We’ll go out with another one: It is hard to hold your attention when your attention’s holding you. Least you think that doesn’t have any connection with anything, try it another way: It’s hard to develop any new intellectual building site, any new intellectual perception when your present one is all you’ve got. You rely on it, and it is nothing but a dumb victim of this Punch and Judy show Life’s putting on. This Activity is now about new sexual perception, new enjoyment of dining or architectural design and interior decoration–it’s about the only thing that’s possible: intellectual expansion in the secondary world. And such expansion is not possible as long as you’re operating on the basis that old intelligence is IT and will lead you somewhere. As long as you operate on that basis, you’re a victim of the sham show going on, this dance between the primary need for repetition and the newer secondary need for a never-ending variety of thought and words.

To stay captured by that “conflict,” is to live and die inside a small, moveable hand-puppet show. But all you have to do is hear what I’ve been sketching tonight: that there are parts of you that survive at their greatest efficiency on the basis of repetition; and then there are things that are going to survive only by a constant struggle against repetition. If you’re ordinary, you’ll pursue one at the expense of the other and you’ll go nowhere.

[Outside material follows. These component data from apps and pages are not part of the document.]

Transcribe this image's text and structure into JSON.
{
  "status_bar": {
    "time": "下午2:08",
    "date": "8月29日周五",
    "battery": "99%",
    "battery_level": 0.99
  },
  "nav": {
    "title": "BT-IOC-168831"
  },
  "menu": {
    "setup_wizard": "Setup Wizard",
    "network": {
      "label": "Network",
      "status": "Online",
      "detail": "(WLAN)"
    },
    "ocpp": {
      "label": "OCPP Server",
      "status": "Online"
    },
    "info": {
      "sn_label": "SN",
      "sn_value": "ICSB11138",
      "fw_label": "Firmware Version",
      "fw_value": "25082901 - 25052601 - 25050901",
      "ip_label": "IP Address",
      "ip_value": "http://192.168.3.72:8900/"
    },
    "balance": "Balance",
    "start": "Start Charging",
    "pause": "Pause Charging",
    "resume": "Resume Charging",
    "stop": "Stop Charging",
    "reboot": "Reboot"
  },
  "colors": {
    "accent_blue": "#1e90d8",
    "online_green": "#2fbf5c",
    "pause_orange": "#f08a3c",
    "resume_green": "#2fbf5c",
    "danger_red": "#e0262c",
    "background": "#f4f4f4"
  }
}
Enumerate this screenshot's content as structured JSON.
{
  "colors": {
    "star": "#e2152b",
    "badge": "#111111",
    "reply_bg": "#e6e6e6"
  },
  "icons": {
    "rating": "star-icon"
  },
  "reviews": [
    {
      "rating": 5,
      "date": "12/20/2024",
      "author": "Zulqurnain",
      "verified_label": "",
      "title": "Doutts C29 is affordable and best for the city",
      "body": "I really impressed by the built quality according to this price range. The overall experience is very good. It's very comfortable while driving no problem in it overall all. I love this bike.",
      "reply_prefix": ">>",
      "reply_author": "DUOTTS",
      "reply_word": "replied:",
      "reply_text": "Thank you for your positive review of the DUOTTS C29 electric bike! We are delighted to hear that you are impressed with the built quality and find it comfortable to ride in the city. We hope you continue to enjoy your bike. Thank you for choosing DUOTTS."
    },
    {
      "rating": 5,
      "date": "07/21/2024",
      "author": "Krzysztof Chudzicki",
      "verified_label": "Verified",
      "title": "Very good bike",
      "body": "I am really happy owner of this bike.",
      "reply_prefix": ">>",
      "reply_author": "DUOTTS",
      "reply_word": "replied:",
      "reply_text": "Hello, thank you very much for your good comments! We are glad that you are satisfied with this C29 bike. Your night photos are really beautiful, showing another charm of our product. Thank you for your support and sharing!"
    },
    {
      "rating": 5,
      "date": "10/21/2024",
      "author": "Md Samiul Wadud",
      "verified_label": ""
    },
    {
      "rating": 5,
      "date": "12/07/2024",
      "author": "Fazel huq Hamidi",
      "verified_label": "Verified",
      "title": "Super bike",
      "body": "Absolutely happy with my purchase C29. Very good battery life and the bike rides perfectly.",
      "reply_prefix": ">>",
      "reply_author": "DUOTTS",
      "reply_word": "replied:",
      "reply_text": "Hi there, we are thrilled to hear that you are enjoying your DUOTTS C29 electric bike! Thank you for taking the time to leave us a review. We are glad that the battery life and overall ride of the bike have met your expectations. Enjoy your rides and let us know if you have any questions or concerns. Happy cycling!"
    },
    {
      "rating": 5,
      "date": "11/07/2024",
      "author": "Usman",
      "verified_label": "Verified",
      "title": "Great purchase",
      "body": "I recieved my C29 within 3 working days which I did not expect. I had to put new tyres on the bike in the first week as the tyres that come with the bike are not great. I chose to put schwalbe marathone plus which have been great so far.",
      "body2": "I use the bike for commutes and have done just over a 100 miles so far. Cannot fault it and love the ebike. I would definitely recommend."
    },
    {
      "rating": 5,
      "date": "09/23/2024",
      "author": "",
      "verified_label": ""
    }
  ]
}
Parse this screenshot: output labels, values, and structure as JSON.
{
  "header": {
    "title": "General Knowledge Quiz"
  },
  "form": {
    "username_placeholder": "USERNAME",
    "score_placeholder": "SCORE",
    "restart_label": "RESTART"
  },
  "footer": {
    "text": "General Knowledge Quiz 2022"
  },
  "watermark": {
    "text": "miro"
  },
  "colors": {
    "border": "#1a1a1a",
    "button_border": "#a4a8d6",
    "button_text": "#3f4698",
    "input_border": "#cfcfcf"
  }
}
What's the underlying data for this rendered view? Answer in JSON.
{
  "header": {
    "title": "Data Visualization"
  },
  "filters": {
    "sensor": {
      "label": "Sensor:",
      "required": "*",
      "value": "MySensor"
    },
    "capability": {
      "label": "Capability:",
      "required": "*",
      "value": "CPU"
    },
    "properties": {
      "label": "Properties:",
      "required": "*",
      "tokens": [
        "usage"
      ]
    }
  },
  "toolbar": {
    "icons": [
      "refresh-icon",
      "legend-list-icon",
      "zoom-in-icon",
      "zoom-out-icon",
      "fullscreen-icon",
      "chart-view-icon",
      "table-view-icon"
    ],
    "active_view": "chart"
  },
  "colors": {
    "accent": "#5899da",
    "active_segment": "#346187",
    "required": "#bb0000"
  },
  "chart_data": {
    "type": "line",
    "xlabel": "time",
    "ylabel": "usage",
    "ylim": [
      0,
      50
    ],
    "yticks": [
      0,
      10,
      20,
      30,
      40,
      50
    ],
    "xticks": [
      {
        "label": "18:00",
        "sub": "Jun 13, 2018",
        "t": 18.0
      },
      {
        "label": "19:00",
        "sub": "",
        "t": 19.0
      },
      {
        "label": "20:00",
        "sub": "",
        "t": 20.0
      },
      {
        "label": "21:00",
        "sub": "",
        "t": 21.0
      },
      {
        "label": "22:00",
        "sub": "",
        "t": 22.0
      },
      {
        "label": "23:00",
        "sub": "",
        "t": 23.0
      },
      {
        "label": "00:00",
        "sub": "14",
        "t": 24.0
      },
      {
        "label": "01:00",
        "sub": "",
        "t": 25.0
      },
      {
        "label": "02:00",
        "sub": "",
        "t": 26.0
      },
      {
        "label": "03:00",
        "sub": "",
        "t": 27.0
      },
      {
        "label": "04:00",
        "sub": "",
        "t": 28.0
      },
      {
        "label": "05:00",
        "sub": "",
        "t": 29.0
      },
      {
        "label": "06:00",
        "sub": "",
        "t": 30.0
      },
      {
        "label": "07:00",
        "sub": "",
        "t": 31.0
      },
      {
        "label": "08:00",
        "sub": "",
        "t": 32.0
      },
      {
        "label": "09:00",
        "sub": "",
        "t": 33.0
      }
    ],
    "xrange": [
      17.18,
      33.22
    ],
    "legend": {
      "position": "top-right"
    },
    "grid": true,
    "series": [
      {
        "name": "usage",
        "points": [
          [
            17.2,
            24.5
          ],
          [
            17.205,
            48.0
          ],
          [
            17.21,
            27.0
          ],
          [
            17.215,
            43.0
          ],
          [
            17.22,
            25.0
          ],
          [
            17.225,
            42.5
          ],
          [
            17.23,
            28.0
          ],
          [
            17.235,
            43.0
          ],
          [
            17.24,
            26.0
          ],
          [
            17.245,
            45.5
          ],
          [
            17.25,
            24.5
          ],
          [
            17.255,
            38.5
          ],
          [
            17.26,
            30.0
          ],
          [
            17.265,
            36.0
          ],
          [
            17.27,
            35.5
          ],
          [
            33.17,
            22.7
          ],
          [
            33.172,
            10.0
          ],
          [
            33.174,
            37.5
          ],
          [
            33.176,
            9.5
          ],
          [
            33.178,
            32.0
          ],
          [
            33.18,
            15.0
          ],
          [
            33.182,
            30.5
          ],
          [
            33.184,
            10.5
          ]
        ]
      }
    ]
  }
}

That’s all. We’ll meet here same time, same place, next week. And whatever you do, do not think any unauthorized thoughts between now and then. (That scared even me.)